→ HOW TO COMPLETE THIS TASK
Set down the whole listing verbatim.

→ EXERCISE DATA
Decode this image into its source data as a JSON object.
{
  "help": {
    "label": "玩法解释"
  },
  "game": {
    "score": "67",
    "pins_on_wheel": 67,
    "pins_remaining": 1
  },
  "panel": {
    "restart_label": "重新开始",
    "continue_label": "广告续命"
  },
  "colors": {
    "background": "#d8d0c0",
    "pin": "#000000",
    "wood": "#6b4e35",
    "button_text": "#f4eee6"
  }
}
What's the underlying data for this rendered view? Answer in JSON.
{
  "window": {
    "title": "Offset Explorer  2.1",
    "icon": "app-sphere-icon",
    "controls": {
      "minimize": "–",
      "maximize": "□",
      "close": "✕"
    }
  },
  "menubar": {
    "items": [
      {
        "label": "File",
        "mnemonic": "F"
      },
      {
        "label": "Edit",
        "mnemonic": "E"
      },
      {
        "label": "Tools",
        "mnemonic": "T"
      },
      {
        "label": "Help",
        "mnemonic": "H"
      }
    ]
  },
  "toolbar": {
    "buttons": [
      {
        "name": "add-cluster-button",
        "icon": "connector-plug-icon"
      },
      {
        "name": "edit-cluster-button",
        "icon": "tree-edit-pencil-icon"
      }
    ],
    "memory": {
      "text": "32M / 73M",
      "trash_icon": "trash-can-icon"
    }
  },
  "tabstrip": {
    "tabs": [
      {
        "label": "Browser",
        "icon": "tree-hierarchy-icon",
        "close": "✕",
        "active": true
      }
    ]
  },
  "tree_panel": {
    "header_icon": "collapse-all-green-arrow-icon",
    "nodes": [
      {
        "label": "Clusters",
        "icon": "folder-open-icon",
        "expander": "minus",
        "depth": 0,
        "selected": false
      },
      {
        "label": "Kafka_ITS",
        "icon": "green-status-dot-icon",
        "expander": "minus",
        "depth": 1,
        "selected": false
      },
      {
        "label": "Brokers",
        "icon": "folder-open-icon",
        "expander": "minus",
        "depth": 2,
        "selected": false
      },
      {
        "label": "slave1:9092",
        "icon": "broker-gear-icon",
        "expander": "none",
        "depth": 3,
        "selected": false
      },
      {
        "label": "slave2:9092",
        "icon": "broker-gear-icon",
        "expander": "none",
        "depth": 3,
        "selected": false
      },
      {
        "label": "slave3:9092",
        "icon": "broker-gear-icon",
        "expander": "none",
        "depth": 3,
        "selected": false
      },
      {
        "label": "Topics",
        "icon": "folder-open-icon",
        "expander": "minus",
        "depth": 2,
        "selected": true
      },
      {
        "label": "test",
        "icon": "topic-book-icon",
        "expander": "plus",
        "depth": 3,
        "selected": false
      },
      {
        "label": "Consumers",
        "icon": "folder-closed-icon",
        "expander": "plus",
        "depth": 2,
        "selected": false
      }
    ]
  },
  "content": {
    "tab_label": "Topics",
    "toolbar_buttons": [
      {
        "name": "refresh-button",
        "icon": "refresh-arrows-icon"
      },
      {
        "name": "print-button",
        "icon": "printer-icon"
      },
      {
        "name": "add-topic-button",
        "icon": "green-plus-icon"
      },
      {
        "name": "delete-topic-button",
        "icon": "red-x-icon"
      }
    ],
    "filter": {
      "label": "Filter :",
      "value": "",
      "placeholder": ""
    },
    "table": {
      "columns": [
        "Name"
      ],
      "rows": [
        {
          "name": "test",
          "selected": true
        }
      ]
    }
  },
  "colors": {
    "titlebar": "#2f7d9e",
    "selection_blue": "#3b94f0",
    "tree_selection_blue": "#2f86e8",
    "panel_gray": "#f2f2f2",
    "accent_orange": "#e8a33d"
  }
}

→ EXPECTED OUTPUT
Decode this image into its source data as a JSON object.
{
  "help": {
    "label": "玩法解释"
  },
  "game": {
    "score": "67",
    "pins_on_wheel": 67,
    "pins_remaining": 1
  },
  "panel": {
    "restart_label": "重新开始",
    "continue_label": "广告续命"
  },
  "colors": {
    "background": "#d8d0c0",
    "pin": "#000000",
    "wood": "#6b4e35",
    "button_text": "#f4eee6"
  }
}
What's the underlying data for this rendered view? Answer in JSON.
{
  "window": {
    "title": "Offset Explorer  2.1",
    "icon": "app-sphere-icon",
    "controls": {
      "minimize": "–",
      "maximize": "□",
      "close": "✕"
    }
  },
  "menubar": {
    "items": [
      {
        "label": "File",
        "mnemonic": "F"
      },
      {
        "label": "Edit",
        "mnemonic": "E"
      },
      {
        "label": "Tools",
        "mnemonic": "T"
      },
      {
        "label": "Help",
        "mnemonic": "H"
      }
    ]
  },
  "toolbar": {
    "buttons": [
      {
        "name": "add-cluster-button",
        "icon": "connector-plug-icon"
      },
      {
        "name": "edit-cluster-button",
        "icon": "tree-edit-pencil-icon"
      }
    ],
    "memory": {
      "text": "32M / 73M",
      "trash_icon": "trash-can-icon"
    }
  },
  "tabstrip": {
    "tabs": [
      {
        "label": "Browser",
        "icon": "tree-hierarchy-icon",
        "close": "✕",
        "active": true
      }
    ]
  },
  "tree_panel": {
    "header_icon": "collapse-all-green-arrow-icon",
    "nodes": [
      {
        "label": "Clusters",
        "icon": "folder-open-icon",
        "expander": "minus",
        "depth": 0,
        "selected": false
      },
      {
        "label": "Kafka_ITS",
        "icon": "green-status-dot-icon",
        "expander": "minus",
        "depth": 1,
        "selected": false
      },
      {
        "label": "Brokers",
        "icon": "folder-open-icon",
        "expander": "minus",
        "depth": 2,
        "selected": false
      },
      {
        "label": "slave1:9092",
        "icon": "broker-gear-icon",
        "expander": "none",
        "depth": 3,
        "selected": false
      },
      {
        "label": "slave2:9092",
        "icon": "broker-gear-icon",
        "expander": "none",
        "depth": 3,
        "selected": false
      },
      {
        "label": "slave3:9092",
        "icon": "broker-gear-icon",
        "expander": "none",
        "depth": 3,
        "selected": false
      },
      {
        "label": "Topics",
        "icon": "folder-open-icon",
        "expander": "minus",
        "depth": 2,
        "selected": true
      },
      {
        "label": "test",
        "icon": "topic-book-icon",
        "expander": "plus",
        "depth": 3,
        "selected": false
      },
      {
        "label": "Consumers",
        "icon": "folder-closed-icon",
        "expander": "plus",
        "depth": 2,
        "selected": false
      }
    ]
  },
  "content": {
    "tab_label": "Topics",
    "toolbar_buttons": [
      {
        "name": "refresh-button",
        "icon": "refresh-arrows-icon"
      },
      {
        "name": "print-button",
        "icon": "printer-icon"
      },
      {
        "name": "add-topic-button",
        "icon": "green-plus-icon"
      },
      {
        "name": "delete-topic-button",
        "icon": "red-x-icon"
      }
    ],
    "filter": {
      "label": "Filter :",
      "value": "",
      "placeholder": ""
    },
    "table": {
      "columns": [
        "Name"
      ],
      "rows": [
        {
          "name": "test",
          "selected": true
        }
      ]
    }
  },
  "colors": {
    "titlebar": "#2f7d9e",
    "selection_blue": "#3b94f0",
    "tree_selection_blue": "#2f86e8",
    "panel_gray": "#f2f2f2",
    "accent_orange": "#e8a33d"
  }
}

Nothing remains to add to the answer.